PMS – Tips and What to Take
Can you tell when your period is right around the corner because your jeans are tight, you’re tearing up over little things, and you’re craving sweet or salty things? If so, PMS is making its presence known. We have some tips here and a recommendation on what to take for a good PMS supplement. Did you know certain plants and veggies have “DIM” to help?
What are Some Common Symptoms of PMS?
About 90 percent of women experience signs of premenstrual syndrome (PMS) at some point in their lives. It commonly causes bloating, sore breasts, fatigue, food cravings, and mood swings in the week before you get your period. For some women, PMS causes symptoms serious enough to miss work or school. For others, the discomfort is milder but still distressing.
PMS typically strikes at times of hormonal change like puberty, going on the pill, or after having a baby. You’re most likely to be affected in your 30s or 40s, with symptoms worsening as you approach perimenopause (the years before menopause). Premenstrual difficulties often run in families, so if your mother had it, you may inherit more than her eyes. PMS ends when you reach menopause and no longer have a period.
What Causes PMS?
Researchers think PMS may be caused in part by the fall in estrogen and progesterone that occurs after ovulation (day 14) and before menstruation (day 1). The emotional ups and downs you experience may stem from estrogen’s ability to increase serotonin, a neurotransmitter that promotes a positive mood. Less estrogen, less serotonin, lower mood. Some women find after a pregnancy that their PMS symptoms change, for the better or the worse. It varies a lot from woman to woman.
Fortunately, you don’t just have to endure a week of misery every month. These healthy habits may help relieve PMS symptoms:
- Exercising regularly throughout the month
- Cutting caffeine, salt, and sugar in the two weeks before your period
- Getting enough sleep
- Managing stress through mindfulness, massage, journaling, or talking to friends
- Quitting smoking
Plant-Based PMS Support
PMS help also comes from a surprising source: vegetables. That’s because cruciferous vegetables like broccoli, Brussels sprouts, cauliflower, and kale contain hormone-balancing compounds that may help with PMS.
DIM for PMS
When you digest these vegetables, your body converts the indole-3-carbinol they contain to another compound called diindolylmethane (DIM). DIM is thought to spur the body to produce a less potent, more beneficial form of estrogen (2-hydroxyestrone) while reducing the effects of a stronger form (16alpha-hydroxyestrone).

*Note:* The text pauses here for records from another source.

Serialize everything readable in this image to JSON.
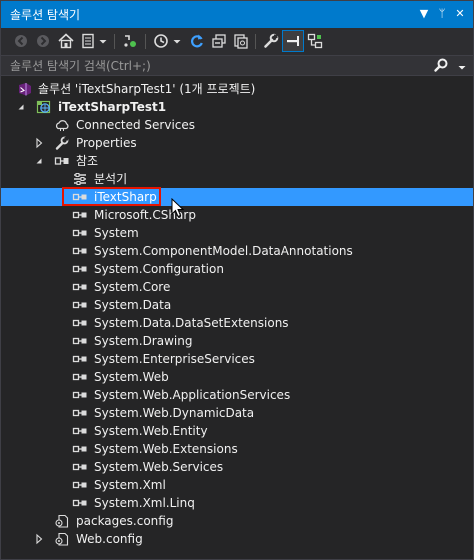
{
  "window": {
    "title": "솔루션 탐색기"
  },
  "titlebar": {
    "menu_glyph": "▼",
    "pin_glyph": "ᛘ",
    "close_glyph": "✕"
  },
  "search": {
    "placeholder": "솔루션 탐색기 검색(Ctrl+;)"
  },
  "tree": [
    {
      "label": "솔루션 'iTextSharpTest1' (1개 프로젝트)",
      "icon": "solution-icon",
      "indent": 0,
      "arrow": "none",
      "bold": false
    },
    {
      "label": "iTextSharpTest1",
      "icon": "web-project-icon",
      "indent": 1,
      "arrow": "expanded",
      "bold": true
    },
    {
      "label": "Connected Services",
      "icon": "connected-services-icon",
      "indent": 2,
      "arrow": "none",
      "bold": false
    },
    {
      "label": "Properties",
      "icon": "wrench-icon",
      "indent": 2,
      "arrow": "collapsed",
      "bold": false
    },
    {
      "label": "참조",
      "icon": "references-icon",
      "indent": 2,
      "arrow": "expanded",
      "bold": false
    },
    {
      "label": "분석기",
      "icon": "analyzer-icon",
      "indent": 3,
      "arrow": "none",
      "bold": false
    },
    {
      "label": "iTextSharp",
      "icon": "reference-icon",
      "indent": 3,
      "arrow": "none",
      "bold": false,
      "selected": true
    },
    {
      "label": "Microsoft.CSharp",
      "icon": "reference-icon",
      "indent": 3,
      "arrow": "none",
      "bold": false
    },
    {
      "label": "System",
      "icon": "reference-icon",
      "indent": 3,
      "arrow": "none",
      "bold": false
    },
    {
      "label": "System.ComponentModel.DataAnnotations",
      "icon": "reference-icon",
      "indent": 3,
      "arrow": "none",
      "bold": false
    },
    {
      "label": "System.Configuration",
      "icon": "reference-icon",
      "indent": 3,
      "arrow": "none",
      "bold": false
    },
    {
      "label": "System.Core",
      "icon": "reference-icon",
      "indent": 3,
      "arrow": "none",
      "bold": false
    },
    {
      "label": "System.Data",
      "icon": "reference-icon",
      "indent": 3,
      "arrow": "none",
      "bold": false
    },
    {
      "label": "System.Data.DataSetExtensions",
      "icon": "reference-icon",
      "indent": 3,
      "arrow": "none",
      "bold": false
    },
    {
      "label": "System.Drawing",
      "icon": "reference-icon",
      "indent": 3,
      "arrow": "none",
      "bold": false
    },
    {
      "label": "System.EnterpriseServices",
      "icon": "reference-icon",
      "indent": 3,
      "arrow": "none",
      "bold": false
    },
    {
      "label": "System.Web",
      "icon": "reference-icon",
      "indent": 3,
      "arrow": "none",
      "bold": false
    },
    {
      "label": "System.Web.ApplicationServices",
      "icon": "reference-icon",
      "indent": 3,
      "arrow": "none",
      "bold": false
    },
    {
      "label": "System.Web.DynamicData",
      "icon": "reference-icon",
      "indent": 3,
      "arrow": "none",
      "bold": false
    },
    {
      "label": "System.Web.Entity",
      "icon": "reference-icon",
      "indent": 3,
      "arrow": "none",
      "bold": false
    },
    {
      "label": "System.Web.Extensions",
      "icon": "reference-icon",
      "indent": 3,
      "arrow": "none",
      "bold": false
    },
    {
      "label": "System.Web.Services",
      "icon": "reference-icon",
      "indent": 3,
      "arrow": "none",
      "bold": false
    },
    {
      "label": "System.Xml",
      "icon": "reference-icon",
      "indent": 3,
      "arrow": "none",
      "bold": false
    },
    {
      "label": "System.Xml.Linq",
      "icon": "reference-icon",
      "indent": 3,
      "arrow": "none",
      "bold": false
    },
    {
      "label": "packages.config",
      "icon": "config-file-icon",
      "indent": 2,
      "arrow": "none",
      "bold": false
    },
    {
      "label": "Web.config",
      "icon": "config-file-icon",
      "indent": 2,
      "arrow": "collapsed",
      "bold": false
    }
  ],
  "colors": {
    "accent": "#007acc",
    "selection": "#3399ff",
    "highlight_border": "#e51400",
    "background": "#252526"
  }
}
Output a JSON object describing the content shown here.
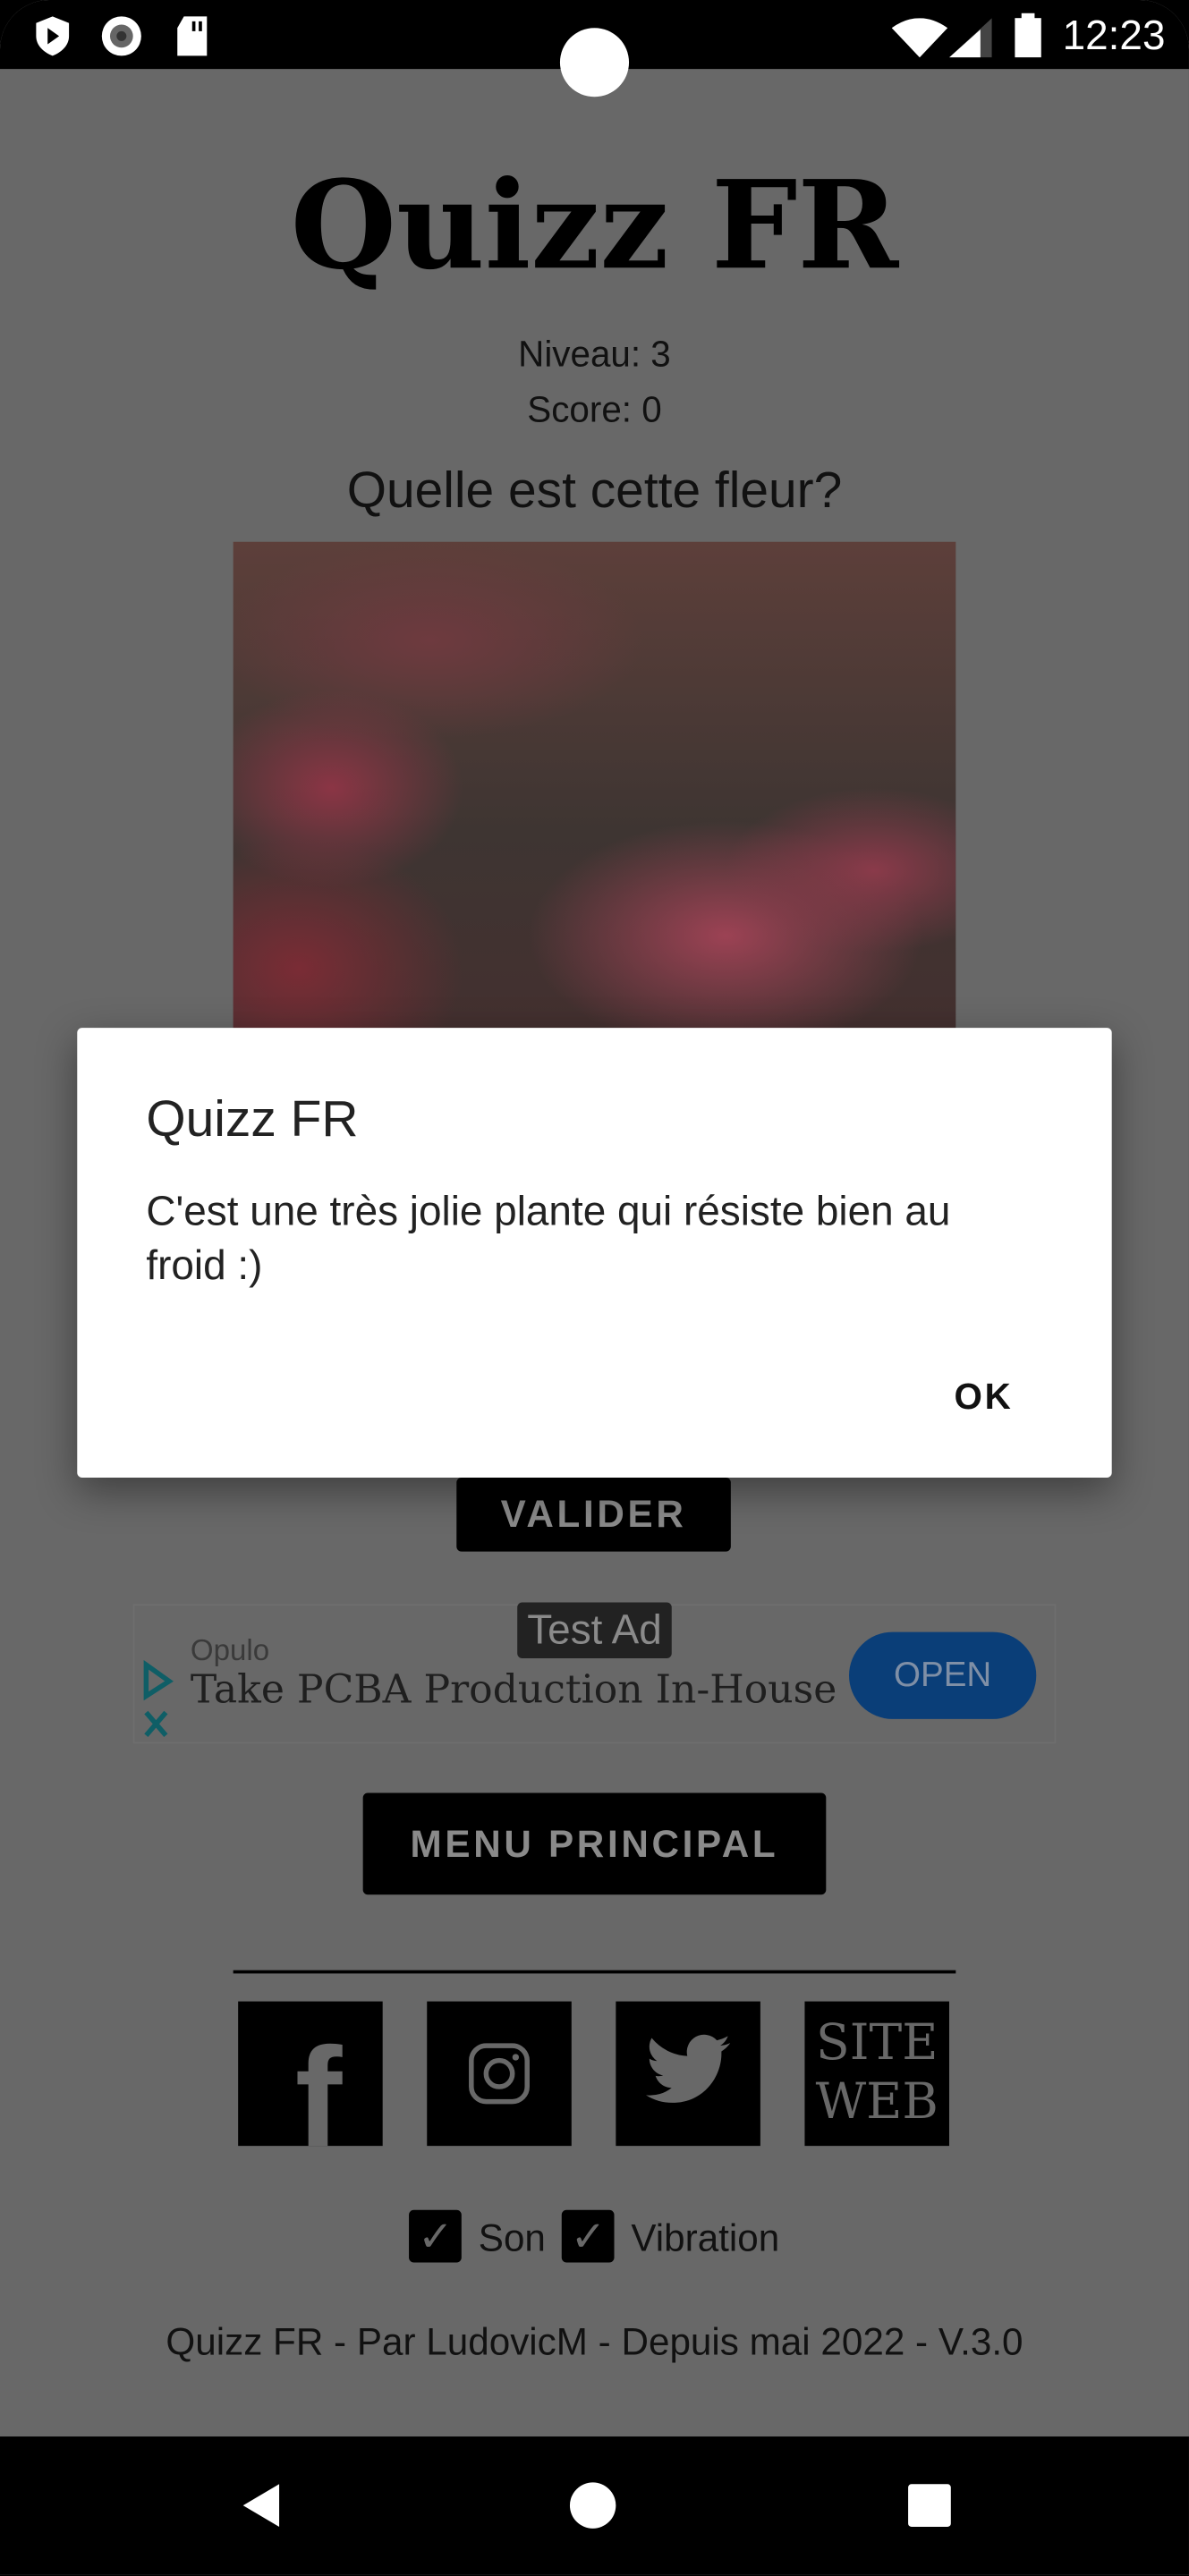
{
  "status_bar": {
    "time": "12:23",
    "left_icons": [
      "play-protect-icon",
      "record-icon",
      "sd-card-icon"
    ],
    "right_icons": [
      "wifi-icon",
      "signal-icon",
      "battery-icon"
    ]
  },
  "app": {
    "title": "Quizz FR",
    "level": "Niveau: 3",
    "score": "Score: 0",
    "question": "Quelle est cette fleur?",
    "image": "flower-photo"
  },
  "dialog": {
    "title": "Quizz FR",
    "message": "C'est une très jolie plante qui résiste bien au froid :)",
    "ok_label": "OK"
  },
  "buttons": {
    "validate": "VALIDER",
    "main_menu": "MENU PRINCIPAL"
  },
  "ad": {
    "badge": "Test Ad",
    "advertiser": "Opulo",
    "headline": "Take PCBA Production In-House",
    "cta": "OPEN",
    "accent": "#0a3e78"
  },
  "social": {
    "facebook": "f",
    "website": [
      "SITE",
      "WEB"
    ]
  },
  "settings": {
    "sound": "Son",
    "vibration": "Vibration",
    "sound_checked": true,
    "vibration_checked": true
  },
  "footer": "Quizz FR - Par LudovicM - Depuis mai 2022 - V.3.0",
  "colors": {
    "scrim": "#686868",
    "dialog": "#ffffff",
    "button": "#000000"
  }
}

Natural Factors WomenSense® EstroSense® supports healthy hormonal balance, especially estrogen metabolism, during PMS (or even menopause!). It combines several compounds derived from cruciferous vegetables, such as sulforaphane, indole-3-carbinol, and DIM, with a range of botanicals such as green tea, turmeric, milk thistle, and lycopene for comprehensive support.
Next month, look for DIM in your PMS supplement! Then find natural women’s health support with the rest of the WomenSense supplements.
Get Plant-Based PMS Supplement with DIM
These statements have not been evaluated by the FDA. They are not intended to treat, diagnose, cure or prevent any disease.